What is needed: Every line in the records below with the string "icon" needs to be copied out.

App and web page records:

__________________________________________________

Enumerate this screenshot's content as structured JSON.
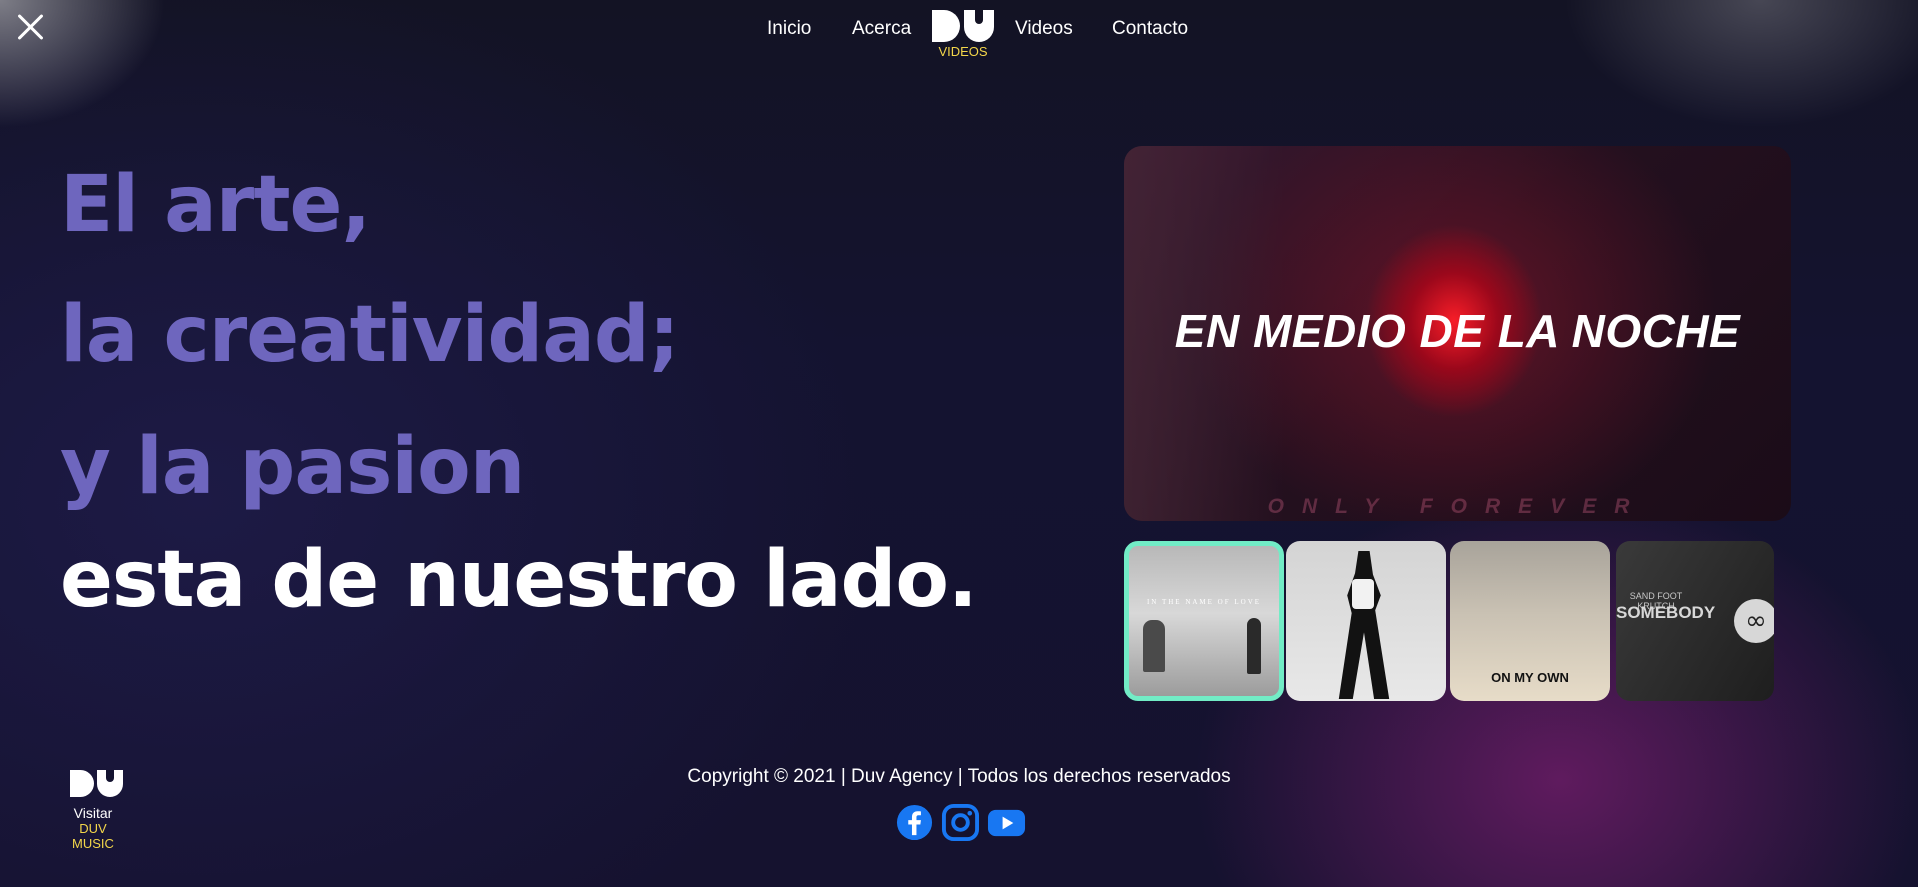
{
  "nav": {
    "items": [
      "Inicio",
      "Acerca",
      "Videos",
      "Contacto"
    ],
    "logo_sub": "VIDEOS"
  },
  "hero": {
    "line1": "El arte,",
    "line2": "la creatividad;",
    "line3": "y la pasion",
    "line4": "esta de nuestro lado."
  },
  "feature": {
    "title": "EN MEDIO DE LA NOCHE",
    "subtitle": "ONLY FOREVER"
  },
  "thumbnails": [
    {
      "label": "IN THE NAME OF LOVE",
      "active": true
    },
    {
      "label": "",
      "active": false
    },
    {
      "label": "ON MY OWN",
      "active": false
    },
    {
      "label_top": "SAND FOOT KRUTCH",
      "label": "SOMEBODY",
      "active": false
    }
  ],
  "footer": {
    "visit": "Visitar",
    "brand": "DUV MUSIC",
    "copyright": "Copyright © 2021 | Duv Agency | Todos los derechos reservados",
    "social": [
      "facebook-icon",
      "instagram-icon",
      "youtube-icon"
    ]
  },
  "colors": {
    "accent_purple": "#6e66be",
    "accent_yellow": "#f3d64a",
    "active_border": "#72ecc6",
    "social_blue": "#1877f2"
  }
}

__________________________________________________

Written answer:
      "facebook-icon",
      "instagram-icon",
      "youtube-icon"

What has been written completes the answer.